At that precise moment, six minutes into the second half in Cardiff last Saturday night, the All Blacks were in fleeting danger of a defeat which would have registered higher on the Richter Scale than their last one in the same stadium, the World Cup quarter-final against France three years earlier.
McCaw denied that the thought of losing ever crossed his mind. 'We don't think like that,' he said. 'Start thinking like that and things go wrong. You think only about how you can get your game going again.'
A question, therefore, of attitude. New Zealand pulled through because they expected to win, albeit aided and abetted by the opposition committing a few cardinal sins.
Far from blasting through the door which they had prised ajar, Wales conceded ten points and the match while Braid served his ten minutes.
Wales will rarely have a better chance of breaking their most forbidding psychological barrier.
Now they go into the greatest annual international event of all, the RBS 6 Nations, as the only one of the six not to have taken a Southern Hemisphere scalp.
England managed two (Australia, Samoa), Ireland two (Samoa, Argentina), Scotland two (South Africa, Samoa), France two (Fiji, Argentina), Italy one (Fiji).
For all that, there were a few severe reality checks along the way.
France careered into one of shocking severity, conceding 46 points to Australia in the last 32 minutes.
England, having announced their revival by out-playing the Wallabies, ended up being bullied into submission by the Springboks which made Scotland's win over the World Cup holders the
previous week all the more satisfying.
The next trick for Andy Robinson in the Scots' resurgence under his coaching will be to do something about a try return of two from the last eight matches.
Ireland, beaten in the two games which mattered most, against South Africa and New Zealand, will hope to be all the better in the New Year for Paul O'Connell's return to fill the void caused by his long-term injury.
They will be aware that the Azzurri, first up in Rome on February 5, have found a prodigious goalkicker in Mirco Bergamasco whose bombardment of eight penalties against Fiji in Modena equalled the Italian record set by Diego Dominguez in the mid-Nineties.
Wales, whose Friday night extravaganza against England in Cardiff can be guaranteed to give the old tournament an electrifying start, hope by then to have reassembled a back line capable of exploiting the scrum dominance built around their incomparable tighthead, Adam Jones.

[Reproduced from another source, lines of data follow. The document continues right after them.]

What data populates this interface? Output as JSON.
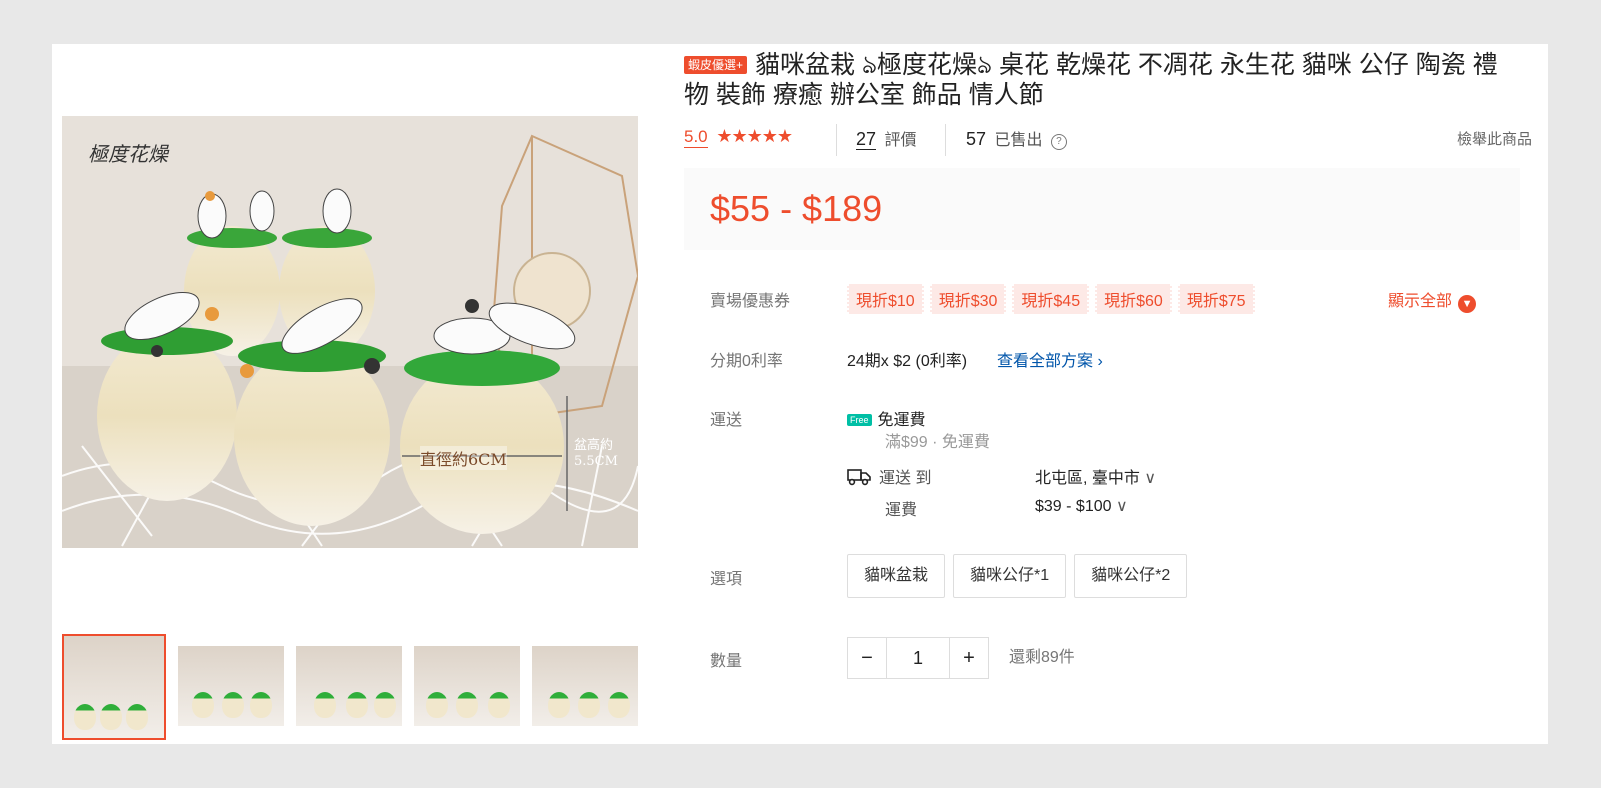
{
  "product": {
    "badge": "蝦皮優選+",
    "title": "貓咪盆栽 ঌ極度花燥ঌ 桌花 乾燥花 不凋花 永生花 貓咪 公仔 陶瓷 禮物 裝飾 療癒 辦公室 飾品 情人節",
    "rating": "5.0",
    "stars": "★★★★★",
    "review_count": "27",
    "review_label": "評價",
    "sold_count": "57",
    "sold_label": "已售出",
    "report_label": "檢舉此商品",
    "price": "$55 - $189"
  },
  "image": {
    "watermark": "極度花燥",
    "diameter_label": "直徑約6CM",
    "height_label": "盆高約5.5CM"
  },
  "vouchers": {
    "label": "賣場優惠券",
    "items": [
      "現折$10",
      "現折$30",
      "現折$45",
      "現折$60",
      "現折$75"
    ],
    "show_all": "顯示全部"
  },
  "installment": {
    "label": "分期0利率",
    "text": "24期x $2 (0利率)",
    "link": "查看全部方案"
  },
  "shipping": {
    "label": "運送",
    "free_tag": "Free",
    "free_title": "免運費",
    "free_note": "滿$99 · 免運費",
    "to_label": "運送 到",
    "location": "北屯區, 臺中市",
    "fee_label": "運費",
    "fee_value": "$39 - $100"
  },
  "options": {
    "label": "選項",
    "items": [
      "貓咪盆栽",
      "貓咪公仔*1",
      "貓咪公仔*2"
    ]
  },
  "quantity": {
    "label": "數量",
    "minus": "−",
    "value": "1",
    "plus": "+",
    "stock": "還剩89件"
  },
  "colors": {
    "accent": "#ee4d2d",
    "link": "#0055aa",
    "free": "#00bfa5"
  }
}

For all the glitter of those absentees waiting in the wings -- Shane Williams, Leigh Halfpenny, Jamie Roberts and Gavin Henson -- Jones has proved himself the most valuable Welsh player of all.
The best November XV:
15 Mils Muliaina (New Zealand)
14 James O'Connor (Australia)
13 Brian O'Driscoll (Ireland)
12 Ma'a Nonu (New Zealand)
11 Hosea Gear (New Zealand)
10 Dan Carter (New Zealand)
9 Ben Youngs (England)
1 Rodrigo Roncero (Argentina)
2 Bismark du Plessis (South Africa)
3 Adam Jones (Wales)
4 Bakkies Botha (South Africa)
5 Victor Matfield (South Africa)
6 Stephen Ferris (Ireland)
7 Richie McCaw (New Zealand)
8 Kieran Read (New Zealand).
16 Mario Ledesma (Argentina)
17 Dan Cole (England)
18 Alun-Wyn Jones (Wales)
19 Pierre Spies (South Africa)
20 Will Genia (Australia)
21 Conrad Smith (New Zealand)
22 Kurtley Beale (Australia)
And how they fared over the month, country by country:
P W D L Tries F-A
New Zealand 4 4 0 0 18-4
Australia 4 3 0 1 14-5
South Africa 4 3 0 1 7-6
Ireland 4 2 0 2 8-7
England 4 2 0 2 6-8
France 3 2 0 1 4-7
Scotland 3 2 0 1 1-9
Italy 3 1 0 2 2-4
Argentina 3 1 0 2 1-3
Fiji 3 0 1 2 2-4
Wales 4 0 1 3 6-11
Samoa 3 0 0 3 4-5